Self-Driving Cars: A Complex Photonic Supply Chain

Monday, September 18, 2017
Optics & Photonics News


Ira Moskowitz, the director of advanced-manufacturing programs with the Innovation Institute at the Massachusetts Technology Collaborative presented at the Frontiers in Optics meeting in Washington, D.C. on Monday, Sept. 18, 2017. His presentation was captured in the Optics & Photonics News publication. Here are some excerpts from the article:

"...In addition to its formidable technical requirements, explained Moskowtiz, the self-driving-car revolution will create new and highly complex supply chains and new educational and workforce needs. Together, he suggested, those developments will present “huge challenges.” And that’s especially true for the photonic integrated circuits (PICs) that will drive some of the new vehicles’ core functionalities..."

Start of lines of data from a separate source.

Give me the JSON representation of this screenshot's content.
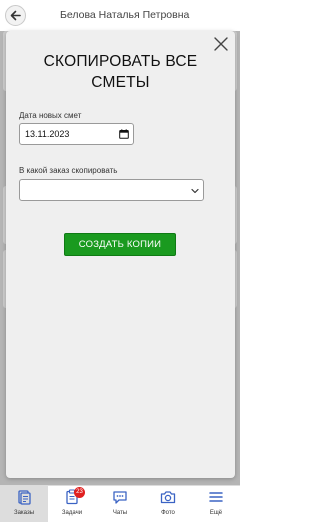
{
  "header": {
    "title": "Белова Наталья Петровна"
  },
  "modal": {
    "title": "СКОПИРОВАТЬ ВСЕ СМЕТЫ",
    "date_label": "Дата новых смет",
    "date_value": "13.11.2023",
    "order_label": "В какой заказ скопировать",
    "order_value": "",
    "copy_button": "СОЗДАТЬ КОПИИ"
  },
  "bottom_nav": {
    "items": [
      {
        "label": "Заказы",
        "icon": "orders-icon",
        "active": true
      },
      {
        "label": "Задачи",
        "icon": "tasks-icon",
        "badge": "23"
      },
      {
        "label": "Чаты",
        "icon": "chat-icon"
      },
      {
        "label": "Фото",
        "icon": "camera-icon"
      },
      {
        "label": "Ещё",
        "icon": "menu-icon"
      }
    ]
  },
  "colors": {
    "accent_blue": "#3b63c4",
    "button_green": "#1a9a1f",
    "badge_red": "#e02020"
  }
}
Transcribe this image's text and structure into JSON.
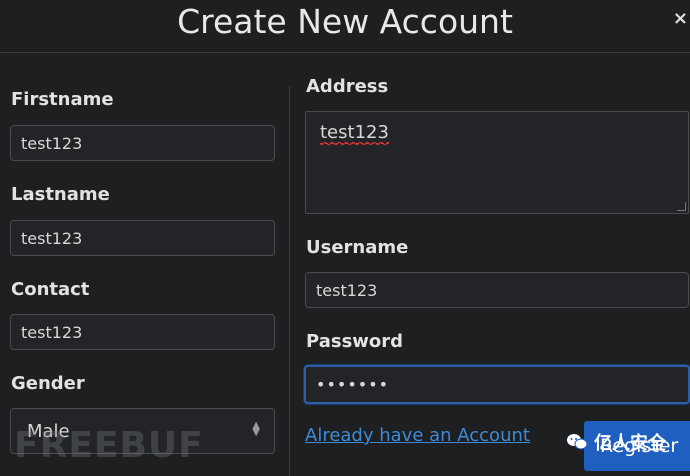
{
  "window": {
    "title": "Create New Account",
    "close_glyph": "×"
  },
  "form": {
    "firstname": {
      "label": "Firstname",
      "value": "test123"
    },
    "lastname": {
      "label": "Lastname",
      "value": "test123"
    },
    "contact": {
      "label": "Contact",
      "value": "test123"
    },
    "gender": {
      "label": "Gender",
      "value": "Male"
    },
    "address": {
      "label": "Address",
      "value": "test123"
    },
    "username": {
      "label": "Username",
      "value": "test123"
    },
    "password": {
      "label": "Password",
      "value": "•••••••"
    }
  },
  "actions": {
    "login_link": "Already have an Account",
    "register_button": "Register"
  },
  "watermarks": {
    "left": "FREEBUF",
    "right": "亿人安全"
  },
  "colors": {
    "background": "#1e1f21",
    "accent": "#1f5fbf",
    "link": "#3d8bd9",
    "focus_border": "#2d5fa8"
  },
  "icons": {
    "close": "close-icon",
    "select": "chevron-updown-icon",
    "wechat": "wechat-icon"
  }
}
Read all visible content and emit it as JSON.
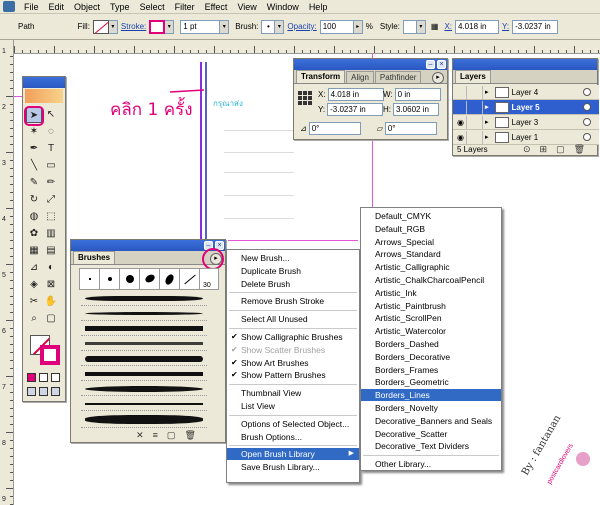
{
  "menubar": {
    "items": [
      "File",
      "Edit",
      "Object",
      "Type",
      "Select",
      "Filter",
      "Effect",
      "View",
      "Window",
      "Help"
    ]
  },
  "controlbar": {
    "object_type": "Path",
    "fill_label": "Fill:",
    "stroke_label": "Stroke:",
    "stroke_weight": "1 pt",
    "brush_label": "Brush:",
    "opacity_label": "Opacity:",
    "opacity_value": "100",
    "percent": "%",
    "style_label": "Style:",
    "x_label": "X:",
    "x_value": "4.018 in",
    "y_label": "Y:",
    "y_value": "-3.0237 in"
  },
  "rulers": {
    "left_numbers": [
      "1",
      "2",
      "3",
      "4",
      "5",
      "6",
      "7",
      "8",
      "9"
    ]
  },
  "annotations": {
    "click_once": "คลิก 1 ครั้ง",
    "small_label": "กรุณาส่ง"
  },
  "transform_panel": {
    "tabs": [
      "Transform",
      "Align",
      "Pathfinder"
    ],
    "x_label": "X:",
    "x_value": "4.018 in",
    "w_label": "W:",
    "w_value": "0 in",
    "y_label": "Y:",
    "y_value": "-3.0237 in",
    "h_label": "H:",
    "h_value": "3.0602 in",
    "rotate_value": "0°",
    "shear_value": "0°"
  },
  "layers_panel": {
    "tab": "Layers",
    "layers": [
      {
        "name": "Layer 4",
        "visible": false,
        "selected": false
      },
      {
        "name": "Layer 5",
        "visible": false,
        "selected": true
      },
      {
        "name": "Layer 3",
        "visible": true,
        "selected": false
      },
      {
        "name": "Layer 1",
        "visible": true,
        "selected": false
      }
    ],
    "footer": "5 Layers"
  },
  "brushes_panel": {
    "tab": "Brushes",
    "brush_size_label": "30"
  },
  "flyout_menu": {
    "items": [
      {
        "label": "New Brush...",
        "type": "item"
      },
      {
        "label": "Duplicate Brush",
        "type": "item"
      },
      {
        "label": "Delete Brush",
        "type": "item"
      },
      {
        "type": "sep"
      },
      {
        "label": "Remove Brush Stroke",
        "type": "item"
      },
      {
        "type": "sep"
      },
      {
        "label": "Select All Unused",
        "type": "item"
      },
      {
        "type": "sep"
      },
      {
        "label": "Show Calligraphic Brushes",
        "type": "item",
        "checked": true
      },
      {
        "label": "Show Scatter Brushes",
        "type": "item",
        "checked": true,
        "disabled": true
      },
      {
        "label": "Show Art Brushes",
        "type": "item",
        "checked": true
      },
      {
        "label": "Show Pattern Brushes",
        "type": "item",
        "checked": true
      },
      {
        "type": "sep"
      },
      {
        "label": "Thumbnail View",
        "type": "item"
      },
      {
        "label": "List View",
        "type": "item"
      },
      {
        "type": "sep"
      },
      {
        "label": "Options of Selected Object...",
        "type": "item"
      },
      {
        "label": "Brush Options...",
        "type": "item"
      },
      {
        "type": "sep"
      },
      {
        "label": "Open Brush Library",
        "type": "item",
        "submenu": true,
        "highlighted": true
      },
      {
        "label": "Save Brush Library...",
        "type": "item"
      }
    ]
  },
  "library_submenu": {
    "items": [
      {
        "label": "Default_CMYK"
      },
      {
        "label": "Default_RGB"
      },
      {
        "label": "Arrows_Special"
      },
      {
        "label": "Arrows_Standard"
      },
      {
        "label": "Artistic_Calligraphic"
      },
      {
        "label": "Artistic_ChalkCharcoalPencil"
      },
      {
        "label": "Artistic_Ink"
      },
      {
        "label": "Artistic_Paintbrush"
      },
      {
        "label": "Artistic_ScrollPen"
      },
      {
        "label": "Artistic_Watercolor"
      },
      {
        "label": "Borders_Dashed"
      },
      {
        "label": "Borders_Decorative"
      },
      {
        "label": "Borders_Frames"
      },
      {
        "label": "Borders_Geometric"
      },
      {
        "label": "Borders_Lines",
        "highlighted": true
      },
      {
        "label": "Borders_Novelty"
      },
      {
        "label": "Decorative_Banners and Seals"
      },
      {
        "label": "Decorative_Scatter"
      },
      {
        "label": "Decorative_Text Dividers"
      },
      {
        "type": "sep"
      },
      {
        "label": "Other Library..."
      }
    ]
  },
  "watermark": {
    "line1": "By : fantanan",
    "line2": "postcardlovers"
  },
  "colors": {
    "accent": "#e0007a",
    "highlight": "#316ac5",
    "title_bar": "#2a58c2",
    "guide": "#e455d8"
  }
}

"...Moskowitz sketched out a byzantine supply chain involving multiple overlapping stages stretching from design through wafer fabrication, testing, probing, assembly and packaging into subsystems and finished products for use by the autonomous-vehicle industry—which, he said will likely prove to be “the most challenging customer base you could ever imagine having to ship into.”

"...Moskowitz also called attention to “the talent side,” and how the drive for autonomous vehicles is creating new requirements for workforce education and training. Automobile manufacturers, he observed, are ramping up to hire literally thousands of employees to support autonomous-vehicle development. “The problem is finding the people to go into those jobs,” Moskowtiz said. And that quandary could prove one of the biggest obstacles to sustainable PIC manufacturing for self-driving cars."

"...He suggested that public agencies such as his organization, the Massachusetts Technology Collaborative, and public-private partnerships such as AIM Photonics could help the process of building such an ecosystem, given the inherently cross-cutting technology domain inhabited by autonomous vehicles. “It’s not simply photonics,” said Moskowitz. “It’s also software, automation, robotics, smart cities, mass transit and regulation.” 

Read the entire Optics & Photonics News article